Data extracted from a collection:
=== Begin Enclosure ===

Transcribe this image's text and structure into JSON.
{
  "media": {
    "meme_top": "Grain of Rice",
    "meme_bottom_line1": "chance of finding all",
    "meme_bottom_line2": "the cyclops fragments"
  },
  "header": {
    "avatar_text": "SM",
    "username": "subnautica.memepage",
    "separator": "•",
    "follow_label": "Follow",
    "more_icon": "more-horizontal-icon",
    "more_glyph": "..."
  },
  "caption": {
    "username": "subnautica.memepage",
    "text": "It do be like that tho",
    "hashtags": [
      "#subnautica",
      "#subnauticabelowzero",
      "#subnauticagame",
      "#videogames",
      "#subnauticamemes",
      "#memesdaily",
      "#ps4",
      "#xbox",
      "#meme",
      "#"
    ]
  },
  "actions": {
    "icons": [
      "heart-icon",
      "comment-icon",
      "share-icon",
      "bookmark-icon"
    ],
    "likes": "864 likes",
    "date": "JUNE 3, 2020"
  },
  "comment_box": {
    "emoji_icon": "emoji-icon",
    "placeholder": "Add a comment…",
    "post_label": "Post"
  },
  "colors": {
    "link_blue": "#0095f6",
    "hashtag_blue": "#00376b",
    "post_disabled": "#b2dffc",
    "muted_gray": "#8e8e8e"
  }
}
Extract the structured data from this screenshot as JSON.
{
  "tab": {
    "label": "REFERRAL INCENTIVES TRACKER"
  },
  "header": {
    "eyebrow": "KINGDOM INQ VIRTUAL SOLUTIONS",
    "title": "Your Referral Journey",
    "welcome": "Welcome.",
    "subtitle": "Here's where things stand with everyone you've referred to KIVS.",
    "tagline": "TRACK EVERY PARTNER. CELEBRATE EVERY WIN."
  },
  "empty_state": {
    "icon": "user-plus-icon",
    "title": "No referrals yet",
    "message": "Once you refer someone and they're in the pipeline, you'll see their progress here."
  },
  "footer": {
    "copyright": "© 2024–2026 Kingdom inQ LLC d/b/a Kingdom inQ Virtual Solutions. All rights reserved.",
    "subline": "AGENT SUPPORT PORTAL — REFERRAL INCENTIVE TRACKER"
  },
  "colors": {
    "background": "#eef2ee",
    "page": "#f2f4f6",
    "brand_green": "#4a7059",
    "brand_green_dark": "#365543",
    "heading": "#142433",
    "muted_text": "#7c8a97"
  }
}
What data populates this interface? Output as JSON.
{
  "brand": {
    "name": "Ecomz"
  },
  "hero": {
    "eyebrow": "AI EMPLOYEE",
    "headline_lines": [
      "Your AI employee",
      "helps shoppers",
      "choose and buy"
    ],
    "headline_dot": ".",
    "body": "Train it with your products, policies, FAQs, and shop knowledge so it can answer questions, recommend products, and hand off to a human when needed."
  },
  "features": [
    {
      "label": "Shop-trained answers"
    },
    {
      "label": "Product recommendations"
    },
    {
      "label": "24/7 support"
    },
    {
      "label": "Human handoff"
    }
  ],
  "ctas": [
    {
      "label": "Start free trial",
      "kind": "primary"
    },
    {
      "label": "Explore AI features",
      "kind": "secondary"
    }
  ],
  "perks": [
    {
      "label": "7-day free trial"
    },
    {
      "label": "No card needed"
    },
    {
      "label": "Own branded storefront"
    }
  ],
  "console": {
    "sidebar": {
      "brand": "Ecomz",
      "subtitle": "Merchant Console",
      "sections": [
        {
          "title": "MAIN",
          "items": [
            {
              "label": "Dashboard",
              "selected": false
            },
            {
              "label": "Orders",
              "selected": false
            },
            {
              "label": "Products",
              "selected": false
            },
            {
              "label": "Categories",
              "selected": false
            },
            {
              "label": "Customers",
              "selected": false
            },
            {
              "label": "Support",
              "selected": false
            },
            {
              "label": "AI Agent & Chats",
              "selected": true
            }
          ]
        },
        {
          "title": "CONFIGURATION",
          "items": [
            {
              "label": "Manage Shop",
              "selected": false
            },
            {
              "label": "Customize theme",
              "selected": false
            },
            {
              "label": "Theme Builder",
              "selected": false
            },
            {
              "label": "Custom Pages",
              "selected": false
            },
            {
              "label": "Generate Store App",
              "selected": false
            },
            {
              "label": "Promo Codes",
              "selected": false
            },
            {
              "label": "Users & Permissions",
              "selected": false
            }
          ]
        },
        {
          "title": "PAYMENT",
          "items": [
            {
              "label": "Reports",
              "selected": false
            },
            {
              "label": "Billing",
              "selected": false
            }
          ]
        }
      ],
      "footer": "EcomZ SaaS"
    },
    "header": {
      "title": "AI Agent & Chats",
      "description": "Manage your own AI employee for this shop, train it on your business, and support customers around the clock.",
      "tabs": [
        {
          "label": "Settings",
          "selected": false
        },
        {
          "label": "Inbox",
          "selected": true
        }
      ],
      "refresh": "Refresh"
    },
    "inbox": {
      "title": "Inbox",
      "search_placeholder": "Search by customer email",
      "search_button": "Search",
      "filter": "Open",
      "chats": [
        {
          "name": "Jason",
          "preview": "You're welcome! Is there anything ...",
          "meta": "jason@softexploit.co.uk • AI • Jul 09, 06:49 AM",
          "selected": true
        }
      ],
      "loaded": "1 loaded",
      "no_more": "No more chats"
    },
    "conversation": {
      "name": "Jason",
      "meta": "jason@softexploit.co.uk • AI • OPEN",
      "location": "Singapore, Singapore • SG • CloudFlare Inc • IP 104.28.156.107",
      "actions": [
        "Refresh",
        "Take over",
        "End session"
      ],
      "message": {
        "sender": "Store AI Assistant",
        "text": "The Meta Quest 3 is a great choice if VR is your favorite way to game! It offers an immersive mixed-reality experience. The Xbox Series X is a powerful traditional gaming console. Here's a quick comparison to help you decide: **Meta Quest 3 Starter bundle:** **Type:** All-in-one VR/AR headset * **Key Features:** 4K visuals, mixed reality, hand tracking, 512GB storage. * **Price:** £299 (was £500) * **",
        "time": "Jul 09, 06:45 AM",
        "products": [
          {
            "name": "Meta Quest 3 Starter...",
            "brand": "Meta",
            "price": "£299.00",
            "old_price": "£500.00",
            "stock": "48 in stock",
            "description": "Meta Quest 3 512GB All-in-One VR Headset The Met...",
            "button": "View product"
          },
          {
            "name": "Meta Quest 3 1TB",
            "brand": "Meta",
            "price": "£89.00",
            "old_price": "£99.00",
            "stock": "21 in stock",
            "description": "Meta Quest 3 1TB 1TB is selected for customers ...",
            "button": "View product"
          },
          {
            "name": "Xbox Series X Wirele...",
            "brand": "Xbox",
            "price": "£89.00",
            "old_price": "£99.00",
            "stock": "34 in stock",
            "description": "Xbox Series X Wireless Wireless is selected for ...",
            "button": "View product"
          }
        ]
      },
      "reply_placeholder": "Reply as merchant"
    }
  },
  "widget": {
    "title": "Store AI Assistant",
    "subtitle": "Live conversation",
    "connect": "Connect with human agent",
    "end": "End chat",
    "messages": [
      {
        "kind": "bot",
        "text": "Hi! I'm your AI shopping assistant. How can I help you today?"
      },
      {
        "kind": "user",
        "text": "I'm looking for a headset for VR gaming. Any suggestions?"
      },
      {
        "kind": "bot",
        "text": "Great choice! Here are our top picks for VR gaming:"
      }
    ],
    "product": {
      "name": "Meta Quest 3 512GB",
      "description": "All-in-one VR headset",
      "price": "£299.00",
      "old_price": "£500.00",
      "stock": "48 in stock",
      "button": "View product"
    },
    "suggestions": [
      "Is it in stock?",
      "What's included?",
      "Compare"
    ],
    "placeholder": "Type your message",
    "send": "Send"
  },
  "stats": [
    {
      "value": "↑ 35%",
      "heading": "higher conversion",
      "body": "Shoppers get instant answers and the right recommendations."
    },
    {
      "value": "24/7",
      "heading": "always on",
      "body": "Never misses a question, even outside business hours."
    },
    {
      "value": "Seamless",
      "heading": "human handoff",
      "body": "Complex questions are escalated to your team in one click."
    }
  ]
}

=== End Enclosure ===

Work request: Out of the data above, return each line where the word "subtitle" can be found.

Result:
    "subtitle": "Here's where things stand with everyone you've referred to KIVS.",
      "subtitle": "Merchant Console",
    "subtitle": "Live conversation",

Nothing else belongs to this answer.